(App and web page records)
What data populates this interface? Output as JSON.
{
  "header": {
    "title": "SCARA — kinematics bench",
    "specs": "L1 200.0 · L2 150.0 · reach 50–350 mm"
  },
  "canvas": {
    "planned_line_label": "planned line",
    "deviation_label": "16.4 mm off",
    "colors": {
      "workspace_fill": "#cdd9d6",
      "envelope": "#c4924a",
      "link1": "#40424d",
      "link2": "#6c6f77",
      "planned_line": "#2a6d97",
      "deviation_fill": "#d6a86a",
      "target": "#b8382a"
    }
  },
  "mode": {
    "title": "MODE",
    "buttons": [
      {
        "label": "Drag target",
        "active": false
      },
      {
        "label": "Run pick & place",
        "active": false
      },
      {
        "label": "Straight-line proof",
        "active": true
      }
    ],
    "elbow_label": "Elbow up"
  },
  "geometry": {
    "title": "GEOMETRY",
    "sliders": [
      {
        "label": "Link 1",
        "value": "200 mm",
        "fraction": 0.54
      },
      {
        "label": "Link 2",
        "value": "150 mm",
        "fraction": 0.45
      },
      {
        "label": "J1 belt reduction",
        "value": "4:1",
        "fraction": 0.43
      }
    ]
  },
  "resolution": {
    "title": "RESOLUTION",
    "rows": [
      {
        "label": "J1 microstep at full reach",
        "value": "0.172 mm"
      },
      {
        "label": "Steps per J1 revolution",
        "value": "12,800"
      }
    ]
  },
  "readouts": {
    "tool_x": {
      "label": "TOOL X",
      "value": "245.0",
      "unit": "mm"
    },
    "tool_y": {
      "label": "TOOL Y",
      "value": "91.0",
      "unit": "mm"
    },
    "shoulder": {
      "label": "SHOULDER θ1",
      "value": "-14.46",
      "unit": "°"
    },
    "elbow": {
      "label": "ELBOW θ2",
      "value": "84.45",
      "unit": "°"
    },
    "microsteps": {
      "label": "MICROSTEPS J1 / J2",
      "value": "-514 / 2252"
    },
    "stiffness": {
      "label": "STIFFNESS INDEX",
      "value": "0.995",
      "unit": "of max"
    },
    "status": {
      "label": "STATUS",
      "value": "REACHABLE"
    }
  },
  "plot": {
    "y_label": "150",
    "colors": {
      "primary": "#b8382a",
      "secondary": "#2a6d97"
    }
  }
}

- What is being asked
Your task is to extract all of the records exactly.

- Solution
What data populates this interface? Output as JSON.
{
  "header": {
    "title": "SCARA — kinematics bench",
    "specs": "L1 200.0 · L2 150.0 · reach 50–350 mm"
  },
  "canvas": {
    "planned_line_label": "planned line",
    "deviation_label": "16.4 mm off",
    "colors": {
      "workspace_fill": "#cdd9d6",
      "envelope": "#c4924a",
      "link1": "#40424d",
      "link2": "#6c6f77",
      "planned_line": "#2a6d97",
      "deviation_fill": "#d6a86a",
      "target": "#b8382a"
    }
  },
  "mode": {
    "title": "MODE",
    "buttons": [
      {
        "label": "Drag target",
        "active": false
      },
      {
        "label": "Run pick & place",
        "active": false
      },
      {
        "label": "Straight-line proof",
        "active": true
      }
    ],
    "elbow_label": "Elbow up"
  },
  "geometry": {
    "title": "GEOMETRY",
    "sliders": [
      {
        "label": "Link 1",
        "value": "200 mm",
        "fraction": 0.54
      },
      {
        "label": "Link 2",
        "value": "150 mm",
        "fraction": 0.45
      },
      {
        "label": "J1 belt reduction",
        "value": "4:1",
        "fraction": 0.43
      }
    ]
  },
  "resolution": {
    "title": "RESOLUTION",
    "rows": [
      {
        "label": "J1 microstep at full reach",
        "value": "0.172 mm"
      },
      {
        "label": "Steps per J1 revolution",
        "value": "12,800"
      }
    ]
  },
  "readouts": {
    "tool_x": {
      "label": "TOOL X",
      "value": "245.0",
      "unit": "mm"
    },
    "tool_y": {
      "label": "TOOL Y",
      "value": "91.0",
      "unit": "mm"
    },
    "shoulder": {
      "label": "SHOULDER θ1",
      "value": "-14.46",
      "unit": "°"
    },
    "elbow": {
      "label": "ELBOW θ2",
      "value": "84.45",
      "unit": "°"
    },
    "microsteps": {
      "label": "MICROSTEPS J1 / J2",
      "value": "-514 / 2252"
    },
    "stiffness": {
      "label": "STIFFNESS INDEX",
      "value": "0.995",
      "unit": "of max"
    },
    "status": {
      "label": "STATUS",
      "value": "REACHABLE"
    }
  },
  "plot": {
    "y_label": "150",
    "colors": {
      "primary": "#b8382a",
      "secondary": "#2a6d97"
    }
  }
}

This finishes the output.